Greg Primm, manager of Allegheny Township in Westmoreland County, received the Pennsylvania State Association of Township Supervisors’
2021 President’s Leadership Award October 15, 2021 during the association’s Excellence Awards Ceremony. The event, which recognizes the
significant achievements of townships and township officials across the state, was held as part of PSATS’ Annual Business Meeting in Hershey.

Each year, the association presents the Leadership Award, established in 1990, to one township supervisor and one administrator, such as a
secretary or manager, whose outstanding projects or programs have benefited their communities.

Primm has worked in local government for three decades, including the past 13 years in Allegheny Township, and is involved with numerous
civic and community organizations. He has also served on a local school board for 19 years, president for 15 of those years.
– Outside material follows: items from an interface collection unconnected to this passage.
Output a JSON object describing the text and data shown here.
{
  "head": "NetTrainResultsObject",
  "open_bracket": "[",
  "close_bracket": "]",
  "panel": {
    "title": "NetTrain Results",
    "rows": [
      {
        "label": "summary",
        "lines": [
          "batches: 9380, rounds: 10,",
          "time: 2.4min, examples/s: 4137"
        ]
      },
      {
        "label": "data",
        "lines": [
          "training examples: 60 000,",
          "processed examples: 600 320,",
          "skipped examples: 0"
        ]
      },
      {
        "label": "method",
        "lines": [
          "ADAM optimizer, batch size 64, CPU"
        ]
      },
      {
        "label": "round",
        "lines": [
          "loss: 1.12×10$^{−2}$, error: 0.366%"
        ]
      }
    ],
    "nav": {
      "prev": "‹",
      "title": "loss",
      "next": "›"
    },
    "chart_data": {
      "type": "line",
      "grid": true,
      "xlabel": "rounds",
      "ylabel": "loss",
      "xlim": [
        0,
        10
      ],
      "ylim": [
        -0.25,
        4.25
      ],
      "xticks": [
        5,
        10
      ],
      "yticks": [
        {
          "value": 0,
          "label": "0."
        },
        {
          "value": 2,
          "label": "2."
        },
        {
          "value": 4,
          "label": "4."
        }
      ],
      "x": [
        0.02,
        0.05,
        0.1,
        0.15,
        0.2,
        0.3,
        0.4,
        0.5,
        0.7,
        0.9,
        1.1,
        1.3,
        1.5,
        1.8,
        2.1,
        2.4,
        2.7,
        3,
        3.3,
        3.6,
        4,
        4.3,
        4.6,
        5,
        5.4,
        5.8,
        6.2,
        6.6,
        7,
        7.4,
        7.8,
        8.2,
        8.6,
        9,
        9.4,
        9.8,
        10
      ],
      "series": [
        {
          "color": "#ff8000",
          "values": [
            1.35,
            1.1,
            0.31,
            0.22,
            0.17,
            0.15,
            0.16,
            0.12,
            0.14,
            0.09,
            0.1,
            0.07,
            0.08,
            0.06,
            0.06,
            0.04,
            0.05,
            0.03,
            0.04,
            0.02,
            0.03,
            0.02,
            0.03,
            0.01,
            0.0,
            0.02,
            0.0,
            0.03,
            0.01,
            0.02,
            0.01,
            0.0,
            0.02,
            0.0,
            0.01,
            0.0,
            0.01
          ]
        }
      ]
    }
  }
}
“Gregory Primm is an exemplary community leader and would be an incredible representation of the type of dedicated public servant who is
worthy of receiving [this award],” state Rep. Robert Brooks said in a letter supporting Primm’s nomination. “[He] is a crucial part of his
community, and he is also a mentor to other local leaders.”

During his current tenure, this manager has racked up many accomplishments, including spearheading development of an 8-mile rail trail along
the Allegheny River and creating a deep-well drilling ordinance that serves as a statewide model.

In a letter of support, Jason Rigone, director of the Westmoreland County Department of Planning and Development, stated, “Greg’s leadership
skills and willingness to create a better environment for not only Allegheny Township but also for all the communities across the county cannot
be overstated. In fact, Greg is one of the municipal managers I rely on for guidance and insight on addressing local issues.”

Primm’s greatest impact, though, has been on the township’s ordinances. By implementing a conservative fiscal plan that called for making double
payments each month on mortgages and loans, he eliminated $1.8 million in township debt . . . 10 years early. His efforts also turned a
non-funded pension plan into a half-million-dollar fully funded plan in just five years.